Then there is the prospect of transplanting City’s attacking unit – should it become one – directly into Southgate’s XI. England’s attack was far from fluid for much of the European Championships and Southgate spent most of the last month seeking the right blend but their potency would be heightened with the familiarity that would come from Grealish, Kane, Raheem Sterling and Phil Foden playing together.

Not that they would line up alongside each other every few days in a City shirt. Guardiola already has mouthwatering attacking options in Kevin De Bruyne, Ferran Torres, Riyad Mahrez, Gabriel Jesus and Bernardo Silva. Grealish in particular would have to justify his place every game in stark contrast to the guaranteed spot he has on the Villa team-sheet. With that fire under an arse he is exceptionally proud of, Grealish’s ridiculous potential could be unlocked at the very highest level.
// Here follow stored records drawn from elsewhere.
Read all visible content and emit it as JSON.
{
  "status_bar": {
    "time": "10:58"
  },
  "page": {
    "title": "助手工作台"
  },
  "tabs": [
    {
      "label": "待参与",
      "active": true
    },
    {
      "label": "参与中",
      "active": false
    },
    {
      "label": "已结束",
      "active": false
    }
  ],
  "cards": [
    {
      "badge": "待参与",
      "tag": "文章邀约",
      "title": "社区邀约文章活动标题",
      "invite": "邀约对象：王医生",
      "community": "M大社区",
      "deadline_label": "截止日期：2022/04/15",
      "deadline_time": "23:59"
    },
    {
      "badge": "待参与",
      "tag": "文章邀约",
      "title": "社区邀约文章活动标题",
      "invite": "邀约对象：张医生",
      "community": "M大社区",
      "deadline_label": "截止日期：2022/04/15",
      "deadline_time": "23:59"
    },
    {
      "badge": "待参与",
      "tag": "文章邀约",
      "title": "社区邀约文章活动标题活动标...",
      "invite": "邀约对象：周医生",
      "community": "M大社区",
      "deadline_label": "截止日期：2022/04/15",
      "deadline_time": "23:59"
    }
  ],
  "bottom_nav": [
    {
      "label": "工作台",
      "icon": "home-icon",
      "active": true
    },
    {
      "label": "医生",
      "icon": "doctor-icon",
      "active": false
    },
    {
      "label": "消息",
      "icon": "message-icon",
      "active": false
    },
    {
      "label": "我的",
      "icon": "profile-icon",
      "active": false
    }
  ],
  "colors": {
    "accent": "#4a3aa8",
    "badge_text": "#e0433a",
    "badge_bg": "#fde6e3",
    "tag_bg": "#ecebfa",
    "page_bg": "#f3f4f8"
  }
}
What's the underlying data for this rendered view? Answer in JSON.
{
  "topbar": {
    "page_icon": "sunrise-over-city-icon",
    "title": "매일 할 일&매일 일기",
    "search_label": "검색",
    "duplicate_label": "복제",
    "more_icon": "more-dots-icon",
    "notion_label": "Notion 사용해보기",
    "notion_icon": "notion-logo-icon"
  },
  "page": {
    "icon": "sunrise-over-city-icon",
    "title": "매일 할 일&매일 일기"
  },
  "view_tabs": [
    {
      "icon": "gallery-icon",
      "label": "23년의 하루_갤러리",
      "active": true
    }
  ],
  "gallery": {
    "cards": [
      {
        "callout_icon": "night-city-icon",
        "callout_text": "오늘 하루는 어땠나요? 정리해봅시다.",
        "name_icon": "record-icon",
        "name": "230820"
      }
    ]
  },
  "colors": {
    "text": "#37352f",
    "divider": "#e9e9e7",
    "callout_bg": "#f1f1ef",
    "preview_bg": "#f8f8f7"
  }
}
Similar goes for Rice. The West Ham midfielder had a hugely creditable European Championship , dovetailing wonderfully with Kalvin Phillips.

Rice performed a splendid screening job in front of Southgate’s defence, whichever form it took. But could he have offered the same impetus in possession that he brought when England didn’t have the ball?

At West Ham, under David Moyes, closing doors rather than unlocking them is his primary role. As it is for England. But it is entirely reasonable for Southgate to expect greater proficiency in both roles.

Thomas Tuchel certainly would. And a big-money return to Chelsea, the club which released him at 14, would give Rice the perfect platform to raise his game further still.

How could he not learn from Jorginho and N’Golo Kante? The former is renowned for his passing – while covering more ground than anyone else at the Euros – while the latter is revered for his dynamism, which often overshadows his ability to break lines with penetrative runs.

Rice has the potential to do it all at the highest level; he just needs the guidance and the stage. Phillips already has Marcelo Bielsa’s mentoring at Leeds, which makes his hometown club an ideal environment for the Yorkshire Pirlo. Despite what Moyes might protest, Rice will struggle to make further strides at the London Stadium.